The whole continuous articular surface can be divided into three portions, two condylar and one trochlear surface, the latter being for the play of the patella ; a prolongation of the trochlear surface downwards and backwards along the inner condyle, shown in Fig. 123, is in contact with the patella when the leg is flexed. These three parts were originally distinct, and the remains of the dividing walls are seen in the ligamenta alaria and mucosum. Ligamentum mucosum is attached to the front end of the intercondylic fossa, and extends from this as a synovial band to the lower end of the patella : it marks the line of the septum separating the two condylar cavities, and the ligamenta alaria are remains of the walls cutting them off from the trochlear sac (Fig. 124).
The whole lower end is formed from a single centre of ossification, making a pressure epiphysis which is one of the earliest of this class to appear in the body. It is formed in the middle of the cartilaginous end at or just before birth, a fact of some interest and importance in certain medico-legal inquiries. The epiphysis is that of the growing end of the bone, and the epiphysial line (Fig. 122) runs through the Adductor tubercle, above the Gastrocnemius facets, and a little distance above the articular surfaces, curving slightly downwards on the sides of the condyles. Thus there are attached to the epiphysis :-
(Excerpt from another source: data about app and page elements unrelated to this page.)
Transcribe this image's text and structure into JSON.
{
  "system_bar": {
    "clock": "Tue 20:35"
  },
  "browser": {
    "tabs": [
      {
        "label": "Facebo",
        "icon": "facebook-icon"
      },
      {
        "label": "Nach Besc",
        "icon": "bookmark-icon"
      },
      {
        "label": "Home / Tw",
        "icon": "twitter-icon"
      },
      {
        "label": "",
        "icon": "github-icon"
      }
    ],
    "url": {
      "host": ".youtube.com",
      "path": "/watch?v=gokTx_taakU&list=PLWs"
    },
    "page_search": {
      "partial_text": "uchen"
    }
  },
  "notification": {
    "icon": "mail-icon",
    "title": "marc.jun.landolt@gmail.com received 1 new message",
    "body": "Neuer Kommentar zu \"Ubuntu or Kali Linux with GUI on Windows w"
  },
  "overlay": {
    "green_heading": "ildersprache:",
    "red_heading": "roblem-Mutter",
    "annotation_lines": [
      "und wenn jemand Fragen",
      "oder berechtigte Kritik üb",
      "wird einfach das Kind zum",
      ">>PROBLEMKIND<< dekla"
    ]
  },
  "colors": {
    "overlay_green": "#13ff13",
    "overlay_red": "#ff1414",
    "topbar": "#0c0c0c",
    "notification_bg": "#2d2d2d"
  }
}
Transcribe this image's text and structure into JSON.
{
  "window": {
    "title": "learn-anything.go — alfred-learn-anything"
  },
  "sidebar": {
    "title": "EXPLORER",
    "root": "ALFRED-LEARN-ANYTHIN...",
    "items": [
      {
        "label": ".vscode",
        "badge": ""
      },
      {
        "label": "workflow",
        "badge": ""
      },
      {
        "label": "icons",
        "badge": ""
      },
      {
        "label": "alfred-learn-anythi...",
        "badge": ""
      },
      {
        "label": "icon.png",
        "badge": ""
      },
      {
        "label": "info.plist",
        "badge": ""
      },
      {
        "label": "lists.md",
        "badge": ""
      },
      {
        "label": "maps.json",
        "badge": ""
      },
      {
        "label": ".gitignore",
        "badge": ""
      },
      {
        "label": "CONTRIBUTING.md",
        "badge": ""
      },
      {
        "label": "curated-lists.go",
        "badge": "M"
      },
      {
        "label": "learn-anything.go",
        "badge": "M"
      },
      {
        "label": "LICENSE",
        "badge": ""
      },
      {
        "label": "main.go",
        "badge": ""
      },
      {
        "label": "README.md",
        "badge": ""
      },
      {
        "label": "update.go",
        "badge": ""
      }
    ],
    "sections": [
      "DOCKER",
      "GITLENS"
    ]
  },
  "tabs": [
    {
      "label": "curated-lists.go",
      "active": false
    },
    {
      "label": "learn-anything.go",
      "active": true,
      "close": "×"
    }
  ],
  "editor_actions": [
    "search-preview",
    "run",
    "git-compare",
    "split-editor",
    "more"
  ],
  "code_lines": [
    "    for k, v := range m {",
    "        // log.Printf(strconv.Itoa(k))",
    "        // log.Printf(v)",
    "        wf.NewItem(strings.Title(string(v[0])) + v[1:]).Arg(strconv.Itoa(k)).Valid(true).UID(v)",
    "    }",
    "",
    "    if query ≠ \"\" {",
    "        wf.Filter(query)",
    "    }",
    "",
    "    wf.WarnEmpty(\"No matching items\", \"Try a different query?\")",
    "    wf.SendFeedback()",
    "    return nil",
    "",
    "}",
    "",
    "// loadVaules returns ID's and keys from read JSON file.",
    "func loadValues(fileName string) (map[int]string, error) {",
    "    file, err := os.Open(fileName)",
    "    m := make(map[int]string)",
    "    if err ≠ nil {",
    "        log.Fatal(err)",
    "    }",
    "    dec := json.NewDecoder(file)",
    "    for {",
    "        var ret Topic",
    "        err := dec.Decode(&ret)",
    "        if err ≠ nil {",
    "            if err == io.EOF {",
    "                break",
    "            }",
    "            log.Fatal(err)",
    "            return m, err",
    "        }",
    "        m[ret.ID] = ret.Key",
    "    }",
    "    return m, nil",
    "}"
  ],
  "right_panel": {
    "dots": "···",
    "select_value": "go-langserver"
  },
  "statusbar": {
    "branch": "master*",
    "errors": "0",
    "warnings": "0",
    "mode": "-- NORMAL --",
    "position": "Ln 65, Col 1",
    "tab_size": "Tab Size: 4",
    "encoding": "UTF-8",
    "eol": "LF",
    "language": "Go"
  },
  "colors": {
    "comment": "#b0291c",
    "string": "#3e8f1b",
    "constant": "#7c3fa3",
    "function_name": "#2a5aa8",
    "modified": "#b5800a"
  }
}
(1) The posterior ligaments of the capsule and the lateral ligaments ;
(2) Crucial ligaments and Ligamentum mucosum ;
(3) Outer head and part of inner head of Gastrocnemius, with Plantaris in part;
(4) Popliteus. The greater part of the epiphysis is in relation with the joint cavity, it being only otherwise covered by the Vasti on each side over a small area.
Fig. 125 is a scheme to illustrate the disposition of lamellae in the construction of the bone.
The femur can be directly examined only towards its ends during life, its shaft being indirectly palpable through the mass of extensor muscles. The great trochanter is easily felt, being only covered over its greater part by the aponeurosis of the Gluteus maximus, although the tendon of Gluteus medius somewhat obscures its upper front portion. Its breadth, etc., can be appreciated by the fingers, and comparison made with the other side. Careful estimation of its relative position and level is most useful in differential diagnosis of lesions in the neighbourhood ; its upper extremity just touches, normally, a line drawn between the tuber ischii and the anterior superior iliac spine (Nekton's line), and a higher position on one side points to lessening of the vertical difference between the acetabular and trochanteric levels. The top of the trochanter is about on a level with the middle of the acetabulum. The rounded head of the bone lies in its joint behind the Psoas, where its mass can be felt, or its absence ascertained in states associated with such a condition. The joint lies about the centre of the line drawn from the pubic spine to the trochanter when the limb is not too much everted. The side aspects of the two condyles can be easily examined, covered by relatively thin aponeuroses. It should be remembered that the front and lower parts of these aspects of the condyles are covered by lateral recesses (Fig. 122) of the synovial sac ; this moves down with the patella when the leg is flexed, a fact utilised under certain surgical circumstances. The adductor tubercle can be felt on the upper part of the inner prominence, and the external lateral ligament is distinctly recognised on the outer side on bending the knee. The lower edges of the condyles, if not found at first, can be placed at once on flexion, and their front aspects can be examined to some extent by relaxation of the extensors and side-to-side movement of the patella.
Fig. 124.-A left knee at birth, showing an unusual condition of the ligam. mucosum, which is represented by a complete septum between the two condylar parts of the cavity. The ligamenta alaria are seen as wing-like folds at each side of the lower end of the patella : they are remains of septa shutting off the trochlear from the condylar cavities.